> **What you are asked to do**
Your answer should be a single number: how many lines of the material below contain "Temp".

> **Records for the task**
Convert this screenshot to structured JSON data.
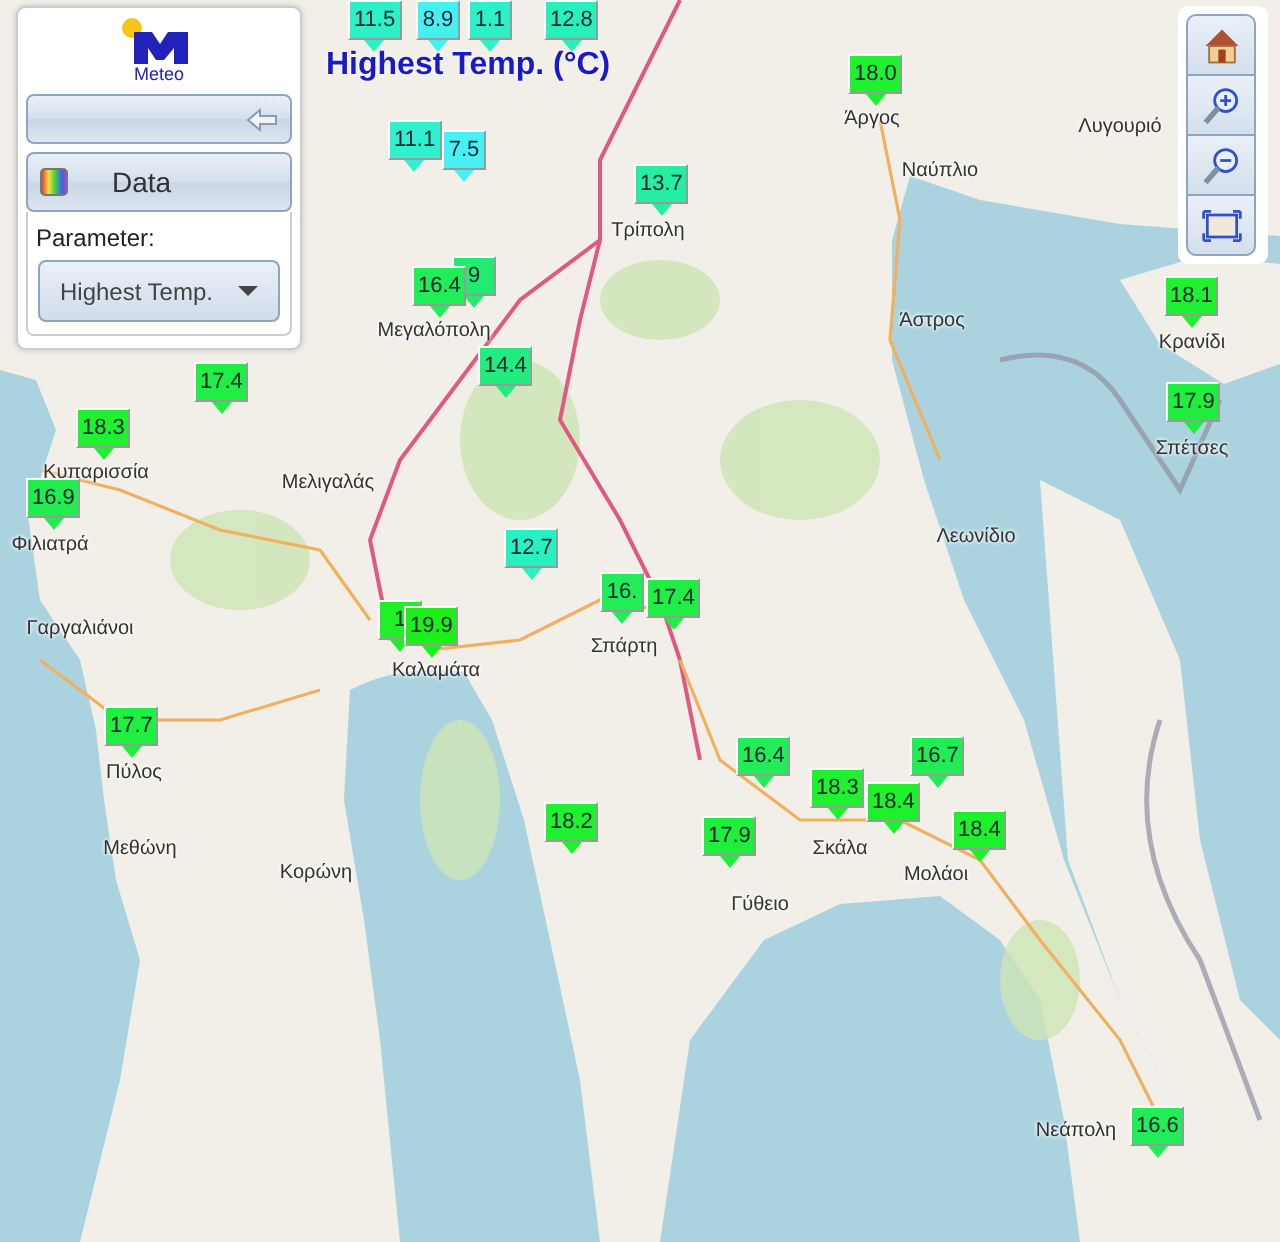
{
  "title": "Highest Temp. (°C)",
  "panel": {
    "logo_text": "Meteo",
    "data_button": "Data",
    "parameter_label": "Parameter:",
    "parameter_select": {
      "value": "Highest Temp."
    }
  },
  "toolbar": [
    {
      "kind": "home"
    },
    {
      "kind": "zoom_in"
    },
    {
      "kind": "zoom_out"
    },
    {
      "kind": "extent"
    }
  ],
  "places": [
    {
      "name": "Άργος"
    },
    {
      "name": "Ναύπλιο"
    },
    {
      "name": "Λυγουριό"
    },
    {
      "name": "Τρίπολη"
    },
    {
      "name": "Άστρος"
    },
    {
      "name": "Κρανίδι"
    },
    {
      "name": "Σπέτσες"
    },
    {
      "name": "Μεγαλόπολη"
    },
    {
      "name": "Κυπαρισσία"
    },
    {
      "name": "Μελιγαλάς"
    },
    {
      "name": "Φιλιατρά"
    },
    {
      "name": "Λεωνίδιο"
    },
    {
      "name": "Γαργαλιάνοι"
    },
    {
      "name": "Καλαμάτα"
    },
    {
      "name": "Σπάρτη"
    },
    {
      "name": "Πύλος"
    },
    {
      "name": "Μεθώνη"
    },
    {
      "name": "Κορώνη"
    },
    {
      "name": "Σκάλα"
    },
    {
      "name": "Μολάοι"
    },
    {
      "name": "Γύθειο"
    },
    {
      "name": "Νεάπολη"
    }
  ],
  "stations": [
    {
      "value": "11.5",
      "color": "#2ef0c8"
    },
    {
      "value": "8.9",
      "color": "#45f0f0"
    },
    {
      "value": "1.1",
      "color": "#2ef0c8"
    },
    {
      "value": "12.8",
      "color": "#28f0b8"
    },
    {
      "value": "11.1",
      "color": "#30f0d0"
    },
    {
      "value": "7.5",
      "color": "#48f0f4"
    },
    {
      "value": "9",
      "color": "#22ec70"
    },
    {
      "value": "16.4",
      "color": "#22ec58"
    },
    {
      "value": "14.4",
      "color": "#22ec80"
    },
    {
      "value": "13.7",
      "color": "#26eea0"
    },
    {
      "value": "18.0",
      "color": "#1ff030"
    },
    {
      "value": "18.1",
      "color": "#1ff030"
    },
    {
      "value": "17.9",
      "color": "#20ee3c"
    },
    {
      "value": "17.4",
      "color": "#20ee44"
    },
    {
      "value": "18.3",
      "color": "#1ff030"
    },
    {
      "value": "16.9",
      "color": "#22ec50"
    },
    {
      "value": "12.7",
      "color": "#28f0c0"
    },
    {
      "value": "1",
      "color": "#1ff028"
    },
    {
      "value": "19.9",
      "color": "#1cf018"
    },
    {
      "value": "16.",
      "color": "#22ec58"
    },
    {
      "value": "17.4",
      "color": "#20ee44"
    },
    {
      "value": "17.7",
      "color": "#20ee40"
    },
    {
      "value": "18.2",
      "color": "#1ff030"
    },
    {
      "value": "16.4",
      "color": "#22ec58"
    },
    {
      "value": "18.3",
      "color": "#1ff030"
    },
    {
      "value": "18.4",
      "color": "#1ff02c"
    },
    {
      "value": "16.7",
      "color": "#22ec54"
    },
    {
      "value": "17.9",
      "color": "#20ee3c"
    },
    {
      "value": "18.4",
      "color": "#1ff02c"
    },
    {
      "value": "16.6",
      "color": "#22ec58"
    }
  ]
}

> **Answer to the problem**
2